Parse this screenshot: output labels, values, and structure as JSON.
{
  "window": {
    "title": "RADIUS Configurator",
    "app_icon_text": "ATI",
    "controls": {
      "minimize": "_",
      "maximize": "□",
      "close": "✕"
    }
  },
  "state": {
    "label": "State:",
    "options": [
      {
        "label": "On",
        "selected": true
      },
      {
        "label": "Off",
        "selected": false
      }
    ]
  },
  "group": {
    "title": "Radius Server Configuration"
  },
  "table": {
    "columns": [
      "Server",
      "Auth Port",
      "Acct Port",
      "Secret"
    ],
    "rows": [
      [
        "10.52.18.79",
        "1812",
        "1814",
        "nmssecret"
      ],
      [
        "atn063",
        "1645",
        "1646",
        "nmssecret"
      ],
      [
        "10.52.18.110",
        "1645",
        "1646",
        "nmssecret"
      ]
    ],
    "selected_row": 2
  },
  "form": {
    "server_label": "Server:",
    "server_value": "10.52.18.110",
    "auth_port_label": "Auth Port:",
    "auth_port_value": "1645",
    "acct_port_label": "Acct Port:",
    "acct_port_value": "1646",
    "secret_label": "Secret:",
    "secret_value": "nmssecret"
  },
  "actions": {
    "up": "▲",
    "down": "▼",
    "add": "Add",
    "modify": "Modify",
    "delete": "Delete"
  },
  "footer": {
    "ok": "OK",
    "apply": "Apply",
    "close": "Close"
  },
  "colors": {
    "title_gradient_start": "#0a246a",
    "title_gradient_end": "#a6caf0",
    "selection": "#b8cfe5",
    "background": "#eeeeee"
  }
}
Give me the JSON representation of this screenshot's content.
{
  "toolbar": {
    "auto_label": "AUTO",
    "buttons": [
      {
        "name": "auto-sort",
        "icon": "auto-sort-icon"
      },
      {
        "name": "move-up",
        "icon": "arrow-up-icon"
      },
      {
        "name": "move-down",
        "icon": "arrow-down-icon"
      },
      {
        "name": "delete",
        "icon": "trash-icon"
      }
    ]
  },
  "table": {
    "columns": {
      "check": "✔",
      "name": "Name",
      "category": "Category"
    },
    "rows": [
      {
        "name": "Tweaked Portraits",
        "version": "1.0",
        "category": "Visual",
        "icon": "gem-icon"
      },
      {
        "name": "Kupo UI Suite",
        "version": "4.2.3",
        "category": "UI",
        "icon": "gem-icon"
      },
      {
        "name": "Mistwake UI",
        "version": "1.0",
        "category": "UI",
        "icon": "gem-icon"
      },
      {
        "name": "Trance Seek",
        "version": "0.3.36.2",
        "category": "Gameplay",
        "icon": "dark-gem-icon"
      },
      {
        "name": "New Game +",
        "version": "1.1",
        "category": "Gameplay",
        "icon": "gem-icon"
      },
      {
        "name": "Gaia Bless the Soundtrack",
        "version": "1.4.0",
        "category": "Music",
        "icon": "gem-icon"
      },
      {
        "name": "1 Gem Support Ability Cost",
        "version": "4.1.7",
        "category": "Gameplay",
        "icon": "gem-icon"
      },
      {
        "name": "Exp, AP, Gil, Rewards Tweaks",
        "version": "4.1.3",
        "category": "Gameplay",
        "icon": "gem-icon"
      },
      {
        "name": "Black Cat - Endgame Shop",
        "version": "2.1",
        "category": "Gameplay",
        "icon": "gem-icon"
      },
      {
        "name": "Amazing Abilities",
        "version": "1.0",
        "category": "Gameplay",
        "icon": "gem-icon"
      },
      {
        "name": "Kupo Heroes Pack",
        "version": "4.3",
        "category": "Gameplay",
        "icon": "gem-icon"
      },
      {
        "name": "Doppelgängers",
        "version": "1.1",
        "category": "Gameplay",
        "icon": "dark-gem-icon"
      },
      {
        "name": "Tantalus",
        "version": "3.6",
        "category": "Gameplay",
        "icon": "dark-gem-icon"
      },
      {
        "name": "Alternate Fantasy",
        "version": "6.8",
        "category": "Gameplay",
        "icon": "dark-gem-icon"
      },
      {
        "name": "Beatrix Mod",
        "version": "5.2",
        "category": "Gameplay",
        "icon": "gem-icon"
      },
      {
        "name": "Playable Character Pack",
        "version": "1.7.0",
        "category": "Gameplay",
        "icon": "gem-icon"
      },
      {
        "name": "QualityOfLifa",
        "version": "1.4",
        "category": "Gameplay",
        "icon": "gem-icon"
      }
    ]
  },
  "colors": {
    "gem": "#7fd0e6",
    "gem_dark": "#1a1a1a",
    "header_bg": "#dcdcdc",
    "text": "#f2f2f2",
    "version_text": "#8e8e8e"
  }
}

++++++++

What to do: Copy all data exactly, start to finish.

Solution:
Parse this screenshot: output labels, values, and structure as JSON.
{
  "window": {
    "title": "RADIUS Configurator",
    "app_icon_text": "ATI",
    "controls": {
      "minimize": "_",
      "maximize": "□",
      "close": "✕"
    }
  },
  "state": {
    "label": "State:",
    "options": [
      {
        "label": "On",
        "selected": true
      },
      {
        "label": "Off",
        "selected": false
      }
    ]
  },
  "group": {
    "title": "Radius Server Configuration"
  },
  "table": {
    "columns": [
      "Server",
      "Auth Port",
      "Acct Port",
      "Secret"
    ],
    "rows": [
      [
        "10.52.18.79",
        "1812",
        "1814",
        "nmssecret"
      ],
      [
        "atn063",
        "1645",
        "1646",
        "nmssecret"
      ],
      [
        "10.52.18.110",
        "1645",
        "1646",
        "nmssecret"
      ]
    ],
    "selected_row": 2
  },
  "form": {
    "server_label": "Server:",
    "server_value": "10.52.18.110",
    "auth_port_label": "Auth Port:",
    "auth_port_value": "1645",
    "acct_port_label": "Acct Port:",
    "acct_port_value": "1646",
    "secret_label": "Secret:",
    "secret_value": "nmssecret"
  },
  "actions": {
    "up": "▲",
    "down": "▼",
    "add": "Add",
    "modify": "Modify",
    "delete": "Delete"
  },
  "footer": {
    "ok": "OK",
    "apply": "Apply",
    "close": "Close"
  },
  "colors": {
    "title_gradient_start": "#0a246a",
    "title_gradient_end": "#a6caf0",
    "selection": "#b8cfe5",
    "background": "#eeeeee"
  }
}
Give me the JSON representation of this screenshot's content.
{
  "toolbar": {
    "auto_label": "AUTO",
    "buttons": [
      {
        "name": "auto-sort",
        "icon": "auto-sort-icon"
      },
      {
        "name": "move-up",
        "icon": "arrow-up-icon"
      },
      {
        "name": "move-down",
        "icon": "arrow-down-icon"
      },
      {
        "name": "delete",
        "icon": "trash-icon"
      }
    ]
  },
  "table": {
    "columns": {
      "check": "✔",
      "name": "Name",
      "category": "Category"
    },
    "rows": [
      {
        "name": "Tweaked Portraits",
        "version": "1.0",
        "category": "Visual",
        "icon": "gem-icon"
      },
      {
        "name": "Kupo UI Suite",
        "version": "4.2.3",
        "category": "UI",
        "icon": "gem-icon"
      },
      {
        "name": "Mistwake UI",
        "version": "1.0",
        "category": "UI",
        "icon": "gem-icon"
      },
      {
        "name": "Trance Seek",
        "version": "0.3.36.2",
        "category": "Gameplay",
        "icon": "dark-gem-icon"
      },
      {
        "name": "New Game +",
        "version": "1.1",
        "category": "Gameplay",
        "icon": "gem-icon"
      },
      {
        "name": "Gaia Bless the Soundtrack",
        "version": "1.4.0",
        "category": "Music",
        "icon": "gem-icon"
      },
      {
        "name": "1 Gem Support Ability Cost",
        "version": "4.1.7",
        "category": "Gameplay",
        "icon": "gem-icon"
      },
      {
        "name": "Exp, AP, Gil, Rewards Tweaks",
        "version": "4.1.3",
        "category": "Gameplay",
        "icon": "gem-icon"
      },
      {
        "name": "Black Cat - Endgame Shop",
        "version": "2.1",
        "category": "Gameplay",
        "icon": "gem-icon"
      },
      {
        "name": "Amazing Abilities",
        "version": "1.0",
        "category": "Gameplay",
        "icon": "gem-icon"
      },
      {
        "name": "Kupo Heroes Pack",
        "version": "4.3",
        "category": "Gameplay",
        "icon": "gem-icon"
      },
      {
        "name": "Doppelgängers",
        "version": "1.1",
        "category": "Gameplay",
        "icon": "dark-gem-icon"
      },
      {
        "name": "Tantalus",
        "version": "3.6",
        "category": "Gameplay",
        "icon": "dark-gem-icon"
      },
      {
        "name": "Alternate Fantasy",
        "version": "6.8",
        "category": "Gameplay",
        "icon": "dark-gem-icon"
      },
      {
        "name": "Beatrix Mod",
        "version": "5.2",
        "category": "Gameplay",
        "icon": "gem-icon"
      },
      {
        "name": "Playable Character Pack",
        "version": "1.7.0",
        "category": "Gameplay",
        "icon": "gem-icon"
      },
      {
        "name": "QualityOfLifa",
        "version": "1.4",
        "category": "Gameplay",
        "icon": "gem-icon"
      }
    ]
  },
  "colors": {
    "gem": "#7fd0e6",
    "gem_dark": "#1a1a1a",
    "header_bg": "#dcdcdc",
    "text": "#f2f2f2",
    "version_text": "#8e8e8e"
  }
}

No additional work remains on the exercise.